What You Need to Know About Making a Plan for Your Estate

Get The Legal Help You Need

What You Need to Know About Making a Plan for Your Estate

Most people don’t enjoy thinking about estate planning because they think it’s acknowledging their death. But in reality, estate planning is about control over your assets—both while you are alive and after you have passed away. Estate planning is the process of planning in advance who you would like to handle your affairs and receive your assets after you die or if you are incapacitated.

The goal of estate planning is to ensure your beneficiaries can receive your assets in a way that minimizes taxes and eliminates unnecessary stress. It’s essential that you sit down with an estate planning attorney to discuss your options.

Basic Parts of an Estate Plan

Regardless of your goals in planning your estate, your plan will likely include the following:

Will

This legal document coordinates the distribution of your assets after you are gone. You can also name guardians for minor children in your will. Without a will, you turn over the decision-making on the distribution of assets to the state. It’s called dying “intestate,” and in Ohio, a probate court will divide your assets among your next of kin. If your wishes include distribution to friends or charities, without a will, this will not happen.

Living will/advanced healthcare directive

A will only works on your behalf after you pass away. This is why your estate plan should also have a living will that provides information on your wishes if you are incapacitated. You will appoint a person to make decisions about your healthcare if you are no longer able to do so. For example, if you do not wish to receive artificial life-sustaining treatment such as a breathing machine or feeding tube, your living will can provide these instructions.

HIPAA waiver

Because of medical privacy laws, physicians and hospitals are not allowed to share your medical information with anyone—not even your family. A HIPAA waiver will enable doctors to share your medical information with trusted representatives.

Power of attorney

This is a written directive that allows someone to manage your financial affairs if you are medically unable to do so. The directive is null upon your death.

Trust

Not everyone needs to have a trust as part of their estate plan, but the best way to know is to sit down with an experienced estate planning attorney.

Why You Need an Estate Planning Lawyer

You might be wondering if you really need an estate planning lawyer, but you should keep in mind that planning your estate is a complicated and serious business. One small error can have huge ramifications that result in your end-of-life wishes not being followed.

If one or more of the following circumstances apply to your situation, you will benefit from hiring an estate planning attorney:

  • You have substantial assets.
  • You are a business owner.
  • You own property in more than one state.
  • You were recently divorced or widowed, or are in a second marriage.
  • You have children under the age of 18, and you wish to name guardians in the event of your untimely death.
  • You have a child with special needs, and you want to create a trust to protect any government services they are receiving.
  • You want to leave some or all of your estate to a charitable organization.
  • You want to leave some of your estate or specific items from your estate to nonfamily members.

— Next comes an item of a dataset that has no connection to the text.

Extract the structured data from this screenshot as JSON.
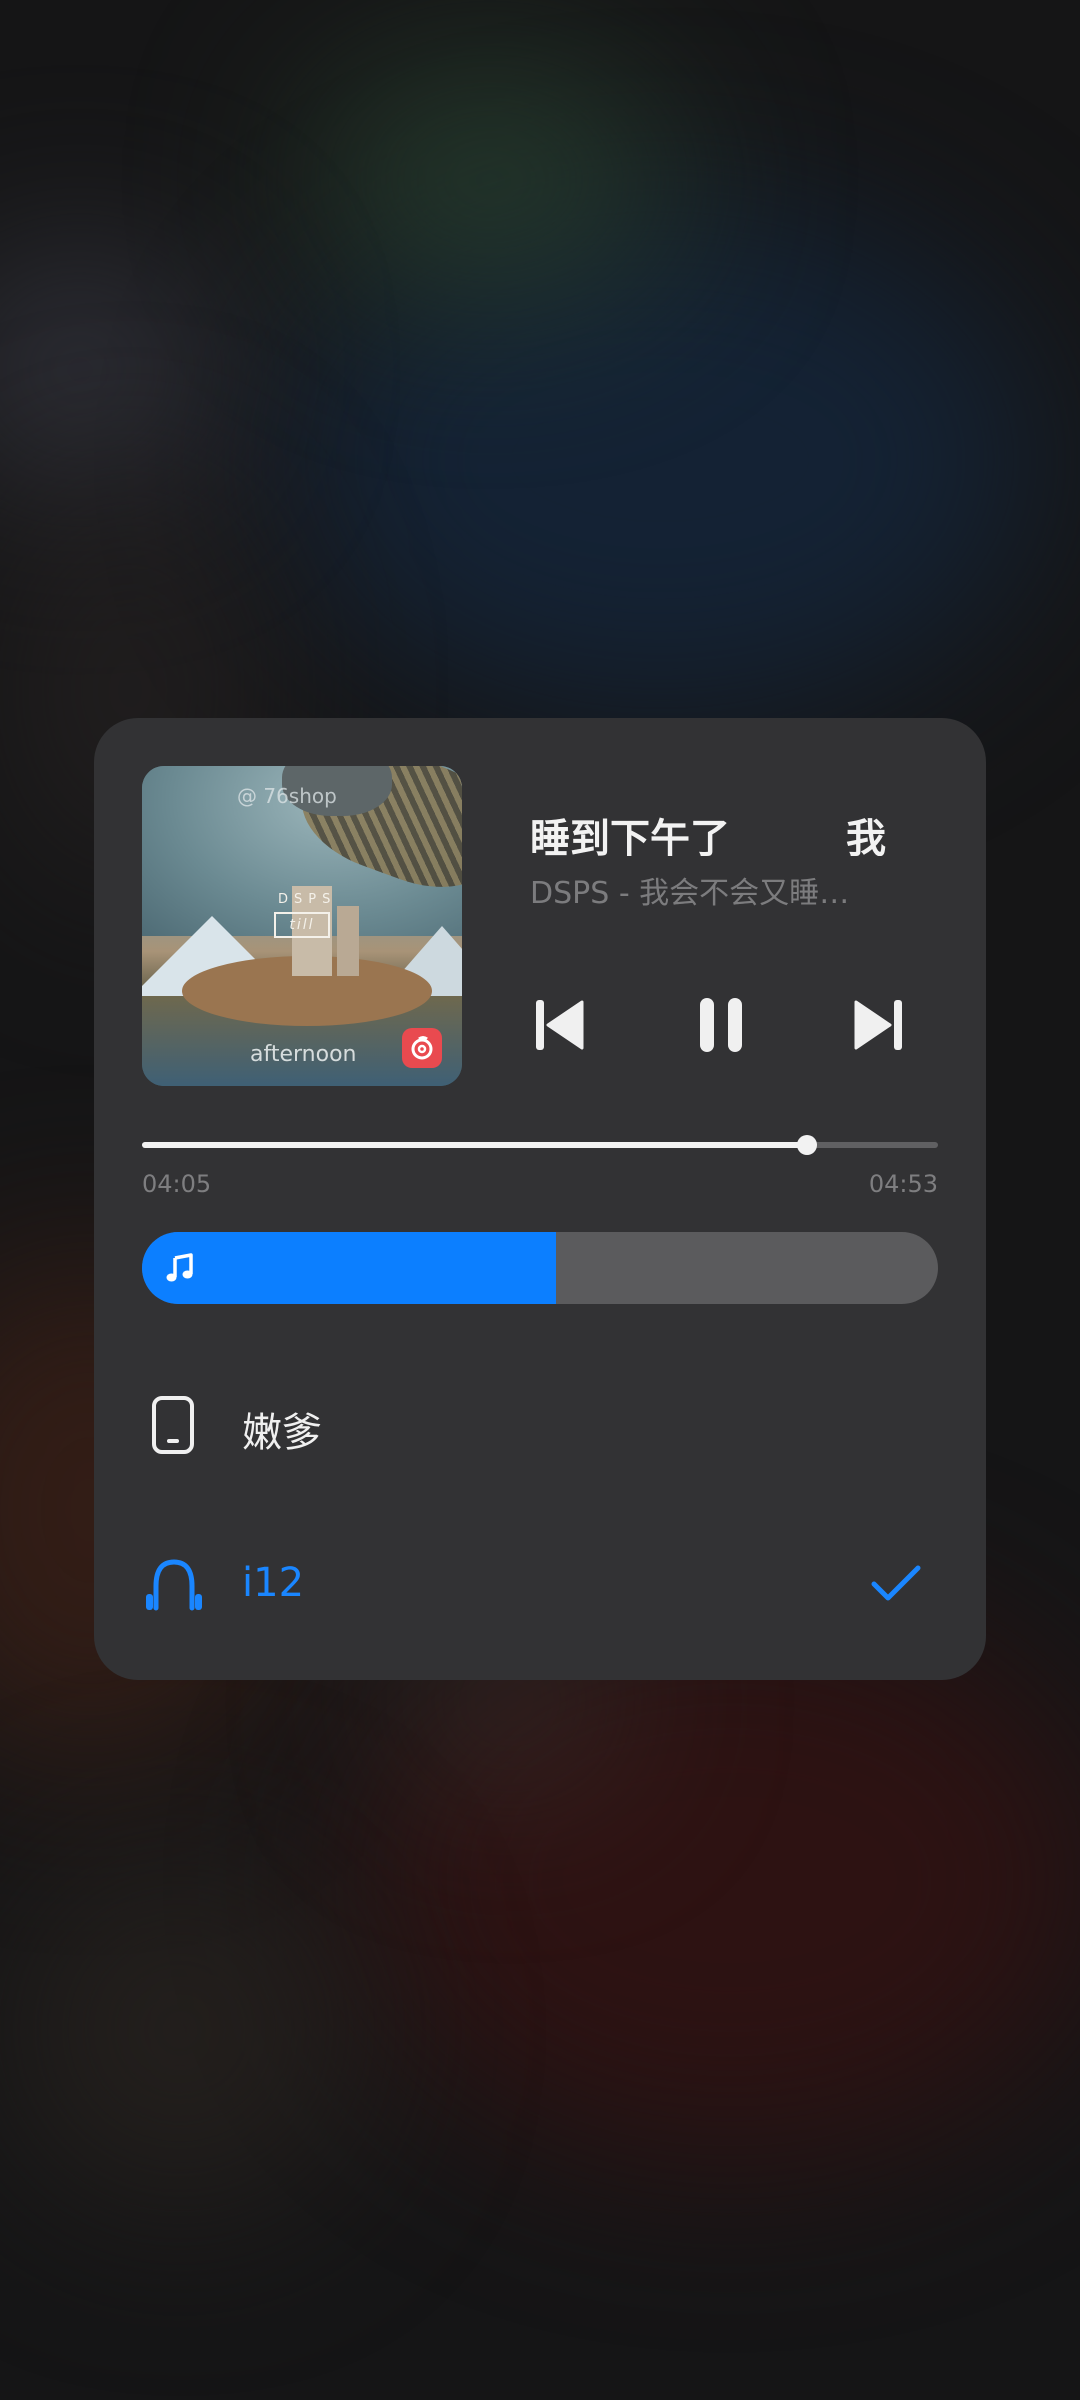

Without planning, a probate lawyer might be the one making the decisions about the distribution of your assets after you are gone.

Contact Jarvis Law Office for Ohio Estate Planning

You’ve worked a lifetime to ensure that your family is taken care of. Don’t let lack of planning leave them in a difficult situation after you are gone. There is no time like the present to start the estate planning discussion. Contact Jarvis Law Office today.

Why Choose Jarvis Law

Contact Us

Contact Us Today For Case Evaluation

*Required Fields

We respect your privacy. The information you provide will be used to answer your question or to schedule an appointment if requested.

Professional Associations

Recent Blog Posts